Akinlawon Mabogunje and the cartography of honour and achievements
Like I wrote in my review of his autobiography, being referred to as the Father of African Geography, according to Prof. Mabogunje, is more of a function of allowing his Ph.D to highlight the skills of quantitative and theoretical geography which contributed to giving urban and regional development an ‘African visibility’ in an evolving intellectual revolution. After a Master’s thesis titled The Changing Pattern of Rural Settlement and Rural Economy in Egba Division, Southwestern Nigeria (1958), Mabogunje went on to produce Lagos: A Study in Urban Geography (1968), and The Development Process: A Spatial Perspective (1980, revised 1989).
There were also series of lectures the most outstanding of which are the 1977 University Lecture titled On Developing and Development and the Sixth Keith Callard Lecture Series in 1969 titled Regional Mobility and Resource Development in West Africa. As these titles made clear, all these theses, lectures, essays and research projects were already defining for Mabogunje the scholar how his discipline intersects the development process, especially in Nigeria.
Thus, almost simultaneous with his intellectual development was also his administrative and policy restlessness to integrate knowledge with action and impact Nigeria. His involvement with the Western Nigerian Economic Advisory Council, Federal Capital Development Authority, DFFRI; his tenure first as Vice President and later as the first African President of the International Geographical Union, as well as numerous private sector responsibilities also combined with a truly pragmatic understanding of scholarship that brought geography into development planning and rural-urban development. It was therefore easy not only to set up the Development Policy Centre with Professor Ojetunji Aboyade in the 90s, but to also channel his convictions and unique scholarship into his understanding of development as a significantly grassroots phenomenon. With the optimum community (OPTICOM) initiative therefore, he meant to redirect government’s development energies in a manner that will yield the ultimate results for the empowerment of the people who really matter.
Unfortunately, like so many brilliant initiatives, OPTICOM has only met with a measure of minimal success. All you need to do is read Prof. Mabogunje’s autobiography—A Measure of Grace—and you will be amazed, again, at how his beloved country has blocked him at every critical point of service and commitment. But there is a reason why Mabogunje’s commitment cannot become ordinary and forgotten. One reason is the multiplication of honours and awards that has attended his pursuit of excellence and service in life.
But I have something else in mind. Many years ago, while straying about on my own course towards excellence in my chosen path of public service reform, I came under the mentoring influence Prof. Mabogunje and his friend, Prof. Aboyade. Between them, they moulded my conception of myself, my life, my profession and my contribution to posterity. Ojetunji Aboyade died many years ago, but Mabogunje took his mentoring of my progress in life by transforming it into an inter-generational platform when he became the Chairman of the Ibadan School of Government and Public Policy (ISGPP).
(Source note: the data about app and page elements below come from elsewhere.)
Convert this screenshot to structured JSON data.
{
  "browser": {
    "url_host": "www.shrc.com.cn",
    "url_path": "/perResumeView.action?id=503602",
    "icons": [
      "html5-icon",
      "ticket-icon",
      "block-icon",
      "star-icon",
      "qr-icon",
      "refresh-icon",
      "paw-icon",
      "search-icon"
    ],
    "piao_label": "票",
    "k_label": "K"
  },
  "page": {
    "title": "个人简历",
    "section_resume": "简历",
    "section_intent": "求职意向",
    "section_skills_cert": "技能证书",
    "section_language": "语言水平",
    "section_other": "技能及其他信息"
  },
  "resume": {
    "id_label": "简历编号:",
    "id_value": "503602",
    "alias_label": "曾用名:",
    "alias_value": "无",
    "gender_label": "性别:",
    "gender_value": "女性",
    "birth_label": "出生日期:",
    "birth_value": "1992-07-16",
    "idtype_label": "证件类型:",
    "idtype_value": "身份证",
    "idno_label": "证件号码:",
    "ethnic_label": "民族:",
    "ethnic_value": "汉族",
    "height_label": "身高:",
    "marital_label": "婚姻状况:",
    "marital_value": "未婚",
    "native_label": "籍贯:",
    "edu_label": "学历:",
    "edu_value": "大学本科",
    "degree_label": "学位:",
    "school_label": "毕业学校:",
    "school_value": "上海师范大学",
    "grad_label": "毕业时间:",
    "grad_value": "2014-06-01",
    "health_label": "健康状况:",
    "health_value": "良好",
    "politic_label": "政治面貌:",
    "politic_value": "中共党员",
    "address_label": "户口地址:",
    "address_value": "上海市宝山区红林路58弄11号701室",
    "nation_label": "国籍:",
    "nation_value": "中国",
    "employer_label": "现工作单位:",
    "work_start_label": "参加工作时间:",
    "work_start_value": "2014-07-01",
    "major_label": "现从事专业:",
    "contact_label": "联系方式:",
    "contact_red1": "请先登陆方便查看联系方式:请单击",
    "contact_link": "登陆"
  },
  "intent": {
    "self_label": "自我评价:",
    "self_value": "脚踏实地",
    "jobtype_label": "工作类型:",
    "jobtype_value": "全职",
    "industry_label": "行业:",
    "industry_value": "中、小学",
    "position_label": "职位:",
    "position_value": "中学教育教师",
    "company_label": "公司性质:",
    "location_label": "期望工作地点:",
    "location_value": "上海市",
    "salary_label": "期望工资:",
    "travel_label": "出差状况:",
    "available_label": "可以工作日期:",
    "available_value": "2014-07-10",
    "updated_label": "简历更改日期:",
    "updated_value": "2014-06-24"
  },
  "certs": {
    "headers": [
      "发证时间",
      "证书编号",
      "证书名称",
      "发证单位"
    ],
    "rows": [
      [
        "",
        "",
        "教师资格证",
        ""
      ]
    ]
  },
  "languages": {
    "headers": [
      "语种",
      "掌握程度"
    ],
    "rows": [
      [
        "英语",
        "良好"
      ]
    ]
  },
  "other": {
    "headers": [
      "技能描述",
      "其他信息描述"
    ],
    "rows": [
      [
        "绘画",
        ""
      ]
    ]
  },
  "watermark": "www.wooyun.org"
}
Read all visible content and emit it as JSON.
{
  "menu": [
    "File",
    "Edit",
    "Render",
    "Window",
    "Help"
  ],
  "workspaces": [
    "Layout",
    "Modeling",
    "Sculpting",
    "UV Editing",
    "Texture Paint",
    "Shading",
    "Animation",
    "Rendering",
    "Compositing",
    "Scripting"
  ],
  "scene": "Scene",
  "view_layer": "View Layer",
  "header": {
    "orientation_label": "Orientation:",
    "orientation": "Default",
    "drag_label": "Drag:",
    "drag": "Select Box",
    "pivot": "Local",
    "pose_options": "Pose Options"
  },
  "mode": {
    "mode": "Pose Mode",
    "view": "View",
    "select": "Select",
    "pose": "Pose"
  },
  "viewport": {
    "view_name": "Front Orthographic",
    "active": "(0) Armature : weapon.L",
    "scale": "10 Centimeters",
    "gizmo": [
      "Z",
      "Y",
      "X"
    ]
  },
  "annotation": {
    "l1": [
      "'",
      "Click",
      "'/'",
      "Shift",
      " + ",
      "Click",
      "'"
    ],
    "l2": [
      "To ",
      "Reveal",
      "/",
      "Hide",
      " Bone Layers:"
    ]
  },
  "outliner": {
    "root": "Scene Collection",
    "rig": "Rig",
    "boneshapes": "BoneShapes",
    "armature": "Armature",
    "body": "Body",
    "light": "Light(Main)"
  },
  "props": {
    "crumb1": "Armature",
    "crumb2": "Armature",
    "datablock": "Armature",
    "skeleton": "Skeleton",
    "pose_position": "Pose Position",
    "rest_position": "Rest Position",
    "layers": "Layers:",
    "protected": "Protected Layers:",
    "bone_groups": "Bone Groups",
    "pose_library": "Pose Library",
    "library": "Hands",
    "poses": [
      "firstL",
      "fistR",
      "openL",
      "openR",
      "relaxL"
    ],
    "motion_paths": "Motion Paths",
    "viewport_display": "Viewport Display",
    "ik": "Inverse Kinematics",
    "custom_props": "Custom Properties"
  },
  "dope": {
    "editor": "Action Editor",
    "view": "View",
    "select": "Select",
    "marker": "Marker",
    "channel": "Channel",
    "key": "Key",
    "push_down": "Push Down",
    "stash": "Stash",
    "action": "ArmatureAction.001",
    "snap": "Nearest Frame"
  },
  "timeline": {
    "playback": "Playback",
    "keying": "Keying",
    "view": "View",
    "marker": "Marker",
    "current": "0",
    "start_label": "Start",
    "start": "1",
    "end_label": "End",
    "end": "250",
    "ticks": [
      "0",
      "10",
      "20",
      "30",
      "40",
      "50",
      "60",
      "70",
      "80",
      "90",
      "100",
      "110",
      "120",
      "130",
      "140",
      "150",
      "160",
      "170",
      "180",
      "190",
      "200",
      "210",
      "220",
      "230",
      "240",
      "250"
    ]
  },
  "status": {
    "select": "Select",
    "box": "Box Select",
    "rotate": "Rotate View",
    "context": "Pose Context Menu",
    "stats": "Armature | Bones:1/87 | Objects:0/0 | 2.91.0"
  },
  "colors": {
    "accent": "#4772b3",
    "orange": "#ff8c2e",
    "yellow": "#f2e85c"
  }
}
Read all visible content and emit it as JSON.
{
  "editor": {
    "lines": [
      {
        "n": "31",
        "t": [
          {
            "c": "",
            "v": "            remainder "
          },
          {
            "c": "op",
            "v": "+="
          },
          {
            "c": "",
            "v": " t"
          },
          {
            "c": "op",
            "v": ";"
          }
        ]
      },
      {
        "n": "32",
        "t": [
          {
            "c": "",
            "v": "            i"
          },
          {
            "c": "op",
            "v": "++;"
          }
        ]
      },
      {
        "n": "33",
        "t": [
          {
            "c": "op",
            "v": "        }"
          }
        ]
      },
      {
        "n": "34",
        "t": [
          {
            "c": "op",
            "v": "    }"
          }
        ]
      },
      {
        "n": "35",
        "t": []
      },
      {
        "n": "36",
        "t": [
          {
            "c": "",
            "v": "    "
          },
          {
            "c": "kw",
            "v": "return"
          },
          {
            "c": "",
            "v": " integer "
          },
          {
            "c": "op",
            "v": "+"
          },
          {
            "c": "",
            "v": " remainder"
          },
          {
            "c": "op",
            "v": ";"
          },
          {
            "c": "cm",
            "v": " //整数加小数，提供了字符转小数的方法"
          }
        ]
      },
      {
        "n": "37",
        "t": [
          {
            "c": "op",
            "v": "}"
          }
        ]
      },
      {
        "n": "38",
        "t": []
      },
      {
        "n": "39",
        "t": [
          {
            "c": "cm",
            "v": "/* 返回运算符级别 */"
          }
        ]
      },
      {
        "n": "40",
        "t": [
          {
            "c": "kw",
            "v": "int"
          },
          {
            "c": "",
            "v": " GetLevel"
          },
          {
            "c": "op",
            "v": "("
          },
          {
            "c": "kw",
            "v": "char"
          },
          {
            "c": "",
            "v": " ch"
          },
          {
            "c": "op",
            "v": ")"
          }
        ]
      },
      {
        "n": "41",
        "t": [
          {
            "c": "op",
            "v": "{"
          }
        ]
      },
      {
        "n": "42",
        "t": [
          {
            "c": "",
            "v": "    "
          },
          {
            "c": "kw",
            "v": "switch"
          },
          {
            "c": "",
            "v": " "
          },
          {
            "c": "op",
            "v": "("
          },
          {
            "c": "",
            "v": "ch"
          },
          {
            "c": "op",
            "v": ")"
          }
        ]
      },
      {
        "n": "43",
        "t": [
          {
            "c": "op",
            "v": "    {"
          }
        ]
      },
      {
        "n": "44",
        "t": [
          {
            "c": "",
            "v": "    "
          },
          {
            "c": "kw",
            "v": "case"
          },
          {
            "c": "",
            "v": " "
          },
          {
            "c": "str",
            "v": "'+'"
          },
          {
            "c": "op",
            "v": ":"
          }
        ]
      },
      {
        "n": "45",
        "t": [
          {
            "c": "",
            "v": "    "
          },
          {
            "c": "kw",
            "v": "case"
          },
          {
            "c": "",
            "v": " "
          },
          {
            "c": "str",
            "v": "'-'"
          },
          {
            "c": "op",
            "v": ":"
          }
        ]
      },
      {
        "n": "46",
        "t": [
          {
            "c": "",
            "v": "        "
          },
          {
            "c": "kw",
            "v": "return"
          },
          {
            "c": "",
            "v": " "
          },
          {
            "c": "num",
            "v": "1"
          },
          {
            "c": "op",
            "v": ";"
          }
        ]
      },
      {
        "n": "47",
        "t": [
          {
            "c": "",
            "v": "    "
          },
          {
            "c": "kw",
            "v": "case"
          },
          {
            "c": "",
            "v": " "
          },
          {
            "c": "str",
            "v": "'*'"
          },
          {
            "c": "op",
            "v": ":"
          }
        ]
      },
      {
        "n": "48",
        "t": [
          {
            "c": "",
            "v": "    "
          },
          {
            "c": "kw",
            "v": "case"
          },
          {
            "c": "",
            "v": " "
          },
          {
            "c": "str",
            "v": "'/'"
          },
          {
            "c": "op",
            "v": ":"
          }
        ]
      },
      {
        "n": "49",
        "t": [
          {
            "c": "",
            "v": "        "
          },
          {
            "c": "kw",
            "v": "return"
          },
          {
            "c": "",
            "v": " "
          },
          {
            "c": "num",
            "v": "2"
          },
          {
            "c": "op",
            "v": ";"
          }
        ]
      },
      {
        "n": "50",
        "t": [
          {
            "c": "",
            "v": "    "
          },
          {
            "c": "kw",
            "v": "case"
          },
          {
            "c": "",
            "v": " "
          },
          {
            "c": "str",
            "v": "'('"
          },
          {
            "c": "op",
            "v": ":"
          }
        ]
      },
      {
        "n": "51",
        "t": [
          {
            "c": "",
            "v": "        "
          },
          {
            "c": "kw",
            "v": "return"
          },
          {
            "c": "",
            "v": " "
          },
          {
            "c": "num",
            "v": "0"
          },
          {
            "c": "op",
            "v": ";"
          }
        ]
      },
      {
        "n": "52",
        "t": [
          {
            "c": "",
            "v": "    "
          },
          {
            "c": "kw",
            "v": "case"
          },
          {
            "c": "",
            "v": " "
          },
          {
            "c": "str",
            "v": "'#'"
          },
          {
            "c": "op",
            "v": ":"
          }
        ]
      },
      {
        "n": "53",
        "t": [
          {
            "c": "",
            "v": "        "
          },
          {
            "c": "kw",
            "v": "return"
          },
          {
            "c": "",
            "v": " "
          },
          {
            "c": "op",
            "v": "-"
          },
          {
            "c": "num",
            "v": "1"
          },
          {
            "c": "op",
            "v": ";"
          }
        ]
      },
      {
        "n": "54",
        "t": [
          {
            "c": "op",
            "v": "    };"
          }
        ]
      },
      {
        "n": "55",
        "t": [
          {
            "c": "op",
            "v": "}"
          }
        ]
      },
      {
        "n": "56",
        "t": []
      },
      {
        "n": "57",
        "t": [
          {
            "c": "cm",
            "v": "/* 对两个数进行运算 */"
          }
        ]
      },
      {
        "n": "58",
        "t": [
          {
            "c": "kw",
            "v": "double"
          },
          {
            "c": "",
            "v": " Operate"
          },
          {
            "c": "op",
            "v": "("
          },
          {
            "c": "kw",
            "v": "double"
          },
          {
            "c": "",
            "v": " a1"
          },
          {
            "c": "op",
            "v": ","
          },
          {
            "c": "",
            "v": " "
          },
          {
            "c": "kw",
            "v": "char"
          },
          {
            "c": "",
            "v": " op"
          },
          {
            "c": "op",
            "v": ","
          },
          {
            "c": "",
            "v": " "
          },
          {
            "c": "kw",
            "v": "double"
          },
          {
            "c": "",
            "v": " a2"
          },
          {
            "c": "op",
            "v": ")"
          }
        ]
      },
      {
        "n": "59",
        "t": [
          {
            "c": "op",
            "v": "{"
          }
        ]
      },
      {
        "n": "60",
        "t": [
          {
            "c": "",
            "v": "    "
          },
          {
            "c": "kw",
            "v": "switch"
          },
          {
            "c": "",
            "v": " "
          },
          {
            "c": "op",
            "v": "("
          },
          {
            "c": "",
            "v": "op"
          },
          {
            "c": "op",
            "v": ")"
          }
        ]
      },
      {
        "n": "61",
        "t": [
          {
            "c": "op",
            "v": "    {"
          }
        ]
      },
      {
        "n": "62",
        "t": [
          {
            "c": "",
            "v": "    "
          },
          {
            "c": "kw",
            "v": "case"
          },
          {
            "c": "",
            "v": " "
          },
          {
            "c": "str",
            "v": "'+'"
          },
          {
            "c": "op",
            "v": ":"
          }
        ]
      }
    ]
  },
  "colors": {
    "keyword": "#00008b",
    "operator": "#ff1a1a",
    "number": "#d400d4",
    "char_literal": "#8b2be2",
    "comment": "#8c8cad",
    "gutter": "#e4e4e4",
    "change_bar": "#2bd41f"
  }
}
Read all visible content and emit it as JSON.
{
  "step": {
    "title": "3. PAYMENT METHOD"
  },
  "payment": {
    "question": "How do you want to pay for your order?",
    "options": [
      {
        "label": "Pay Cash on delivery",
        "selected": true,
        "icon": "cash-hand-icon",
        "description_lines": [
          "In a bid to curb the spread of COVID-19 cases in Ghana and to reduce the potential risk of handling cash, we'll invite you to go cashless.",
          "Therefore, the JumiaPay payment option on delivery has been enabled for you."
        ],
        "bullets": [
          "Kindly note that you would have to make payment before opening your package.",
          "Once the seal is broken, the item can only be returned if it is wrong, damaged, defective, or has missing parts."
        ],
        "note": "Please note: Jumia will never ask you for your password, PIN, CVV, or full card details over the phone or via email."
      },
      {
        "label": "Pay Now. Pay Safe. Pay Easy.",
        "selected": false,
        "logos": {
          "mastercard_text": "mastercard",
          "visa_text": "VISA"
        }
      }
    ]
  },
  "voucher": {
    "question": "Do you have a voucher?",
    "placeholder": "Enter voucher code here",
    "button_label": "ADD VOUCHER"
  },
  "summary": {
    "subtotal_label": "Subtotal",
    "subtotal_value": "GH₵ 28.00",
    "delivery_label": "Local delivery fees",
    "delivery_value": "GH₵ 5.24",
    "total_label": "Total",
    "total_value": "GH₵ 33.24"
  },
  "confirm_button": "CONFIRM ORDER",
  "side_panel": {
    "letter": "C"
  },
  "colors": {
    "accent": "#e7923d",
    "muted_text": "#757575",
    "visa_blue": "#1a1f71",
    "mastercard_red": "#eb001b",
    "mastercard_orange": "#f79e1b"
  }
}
Apart from its mandate in getting the government in Nigeria to work better for development and democracy, ISGPP is committed to bringing this about through a unique inter-generational dialogue that brings the creative patriotism of the younger generation in conversation with the experienced commitment of the older generation. It is only fit that a man of Mabogunje’s calibre, dedication, patriotism, experience, and development credentials would chair such an organization with cartographic efficiency. And, it seems to me also that ISGPP is now better placed to follow through on Mabogunje’s OPTICOM development option, especially through the radical resurgence of new and visionary traditional rulers who are taking grassroots development seriously as an alternative to large-scale development that has often failed to affect the people.
At both the cartographic and disciplinary level, therefore, Professor Akinlawon Ladipo Mabogunje’s ascension into the American Academy of Arts and Sciences Hall of Fame has taught us all a lesson about life: Providence knows where you are headed; but let hard work, diligence and relentless commitment take you there. Then the whole world will stand in applause. We all stand in loud ovation to this gentle soul who has been so highly honored.